(Task objective)
From the records below, take each line where the string "Bangkok" shows up and copy it.

(Supplied material)

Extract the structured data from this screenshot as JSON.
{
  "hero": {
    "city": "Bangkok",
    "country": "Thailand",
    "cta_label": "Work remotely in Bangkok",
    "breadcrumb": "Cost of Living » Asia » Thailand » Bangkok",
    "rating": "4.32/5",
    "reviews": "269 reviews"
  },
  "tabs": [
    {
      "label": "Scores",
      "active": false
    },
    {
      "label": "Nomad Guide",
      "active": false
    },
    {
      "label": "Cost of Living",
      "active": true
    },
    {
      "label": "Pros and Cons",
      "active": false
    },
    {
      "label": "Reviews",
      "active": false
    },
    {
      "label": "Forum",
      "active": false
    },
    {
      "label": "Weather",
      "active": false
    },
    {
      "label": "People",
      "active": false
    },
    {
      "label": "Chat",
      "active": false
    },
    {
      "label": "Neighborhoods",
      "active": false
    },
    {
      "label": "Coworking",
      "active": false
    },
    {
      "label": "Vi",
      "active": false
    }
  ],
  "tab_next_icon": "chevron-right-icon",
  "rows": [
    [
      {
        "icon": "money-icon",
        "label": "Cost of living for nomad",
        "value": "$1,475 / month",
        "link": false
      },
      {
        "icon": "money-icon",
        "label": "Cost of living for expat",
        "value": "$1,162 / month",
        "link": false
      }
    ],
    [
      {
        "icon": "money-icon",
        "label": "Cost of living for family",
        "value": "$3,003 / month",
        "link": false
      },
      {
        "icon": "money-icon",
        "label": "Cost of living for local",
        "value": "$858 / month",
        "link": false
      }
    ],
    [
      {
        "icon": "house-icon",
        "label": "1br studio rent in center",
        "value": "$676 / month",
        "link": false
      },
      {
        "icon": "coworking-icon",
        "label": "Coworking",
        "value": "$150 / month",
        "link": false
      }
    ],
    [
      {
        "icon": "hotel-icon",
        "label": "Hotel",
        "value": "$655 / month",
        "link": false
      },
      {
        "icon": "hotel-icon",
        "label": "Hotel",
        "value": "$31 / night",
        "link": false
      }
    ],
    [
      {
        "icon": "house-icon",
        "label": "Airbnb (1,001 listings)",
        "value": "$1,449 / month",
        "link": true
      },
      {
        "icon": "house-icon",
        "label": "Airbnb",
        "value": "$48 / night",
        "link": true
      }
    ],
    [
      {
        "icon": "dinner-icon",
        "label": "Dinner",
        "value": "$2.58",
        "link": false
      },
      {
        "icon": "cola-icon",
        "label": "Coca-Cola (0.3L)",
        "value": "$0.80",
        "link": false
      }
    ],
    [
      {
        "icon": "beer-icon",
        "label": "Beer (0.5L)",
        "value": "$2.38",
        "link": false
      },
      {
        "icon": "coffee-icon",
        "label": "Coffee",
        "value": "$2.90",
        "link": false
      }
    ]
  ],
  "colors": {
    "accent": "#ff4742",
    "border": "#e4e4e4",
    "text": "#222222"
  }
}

(Your response)
    "city": "Bangkok",
    "cta_label": "Work remotely in Bangkok",
    "breadcrumb": "Cost of Living » Asia » Thailand » Bangkok",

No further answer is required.